┌──

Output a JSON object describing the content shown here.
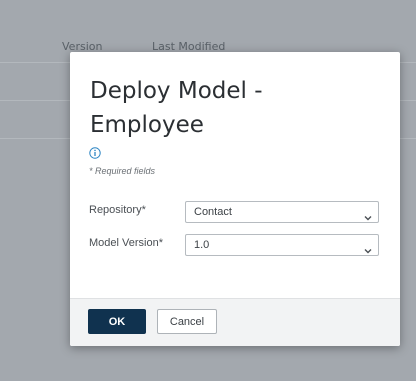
{
  "background": {
    "table_headers": [
      "Version",
      "Last Modified"
    ]
  },
  "dialog": {
    "title": "Deploy Model - Employee",
    "info_icon": "info-icon",
    "required_note": "* Required fields",
    "fields": [
      {
        "label": "Repository*",
        "value": "Contact"
      },
      {
        "label": "Model Version*",
        "value": "1.0"
      }
    ],
    "buttons": {
      "ok_label": "OK",
      "cancel_label": "Cancel"
    }
  },
  "colors": {
    "overlay_background": "#a3a8ae",
    "primary_button": "#10324f",
    "info_icon": "#2f86c4"
  }
}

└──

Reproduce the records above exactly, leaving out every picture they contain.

RESPONSE:
Output a JSON object describing the content shown here.
{
  "background": {
    "table_headers": [
      "Version",
      "Last Modified"
    ]
  },
  "dialog": {
    "title": "Deploy Model - Employee",
    "info_icon": "info-icon",
    "required_note": "* Required fields",
    "fields": [
      {
        "label": "Repository*",
        "value": "Contact"
      },
      {
        "label": "Model Version*",
        "value": "1.0"
      }
    ],
    "buttons": {
      "ok_label": "OK",
      "cancel_label": "Cancel"
    }
  },
  "colors": {
    "overlay_background": "#a3a8ae",
    "primary_button": "#10324f",
    "info_icon": "#2f86c4"
  }
}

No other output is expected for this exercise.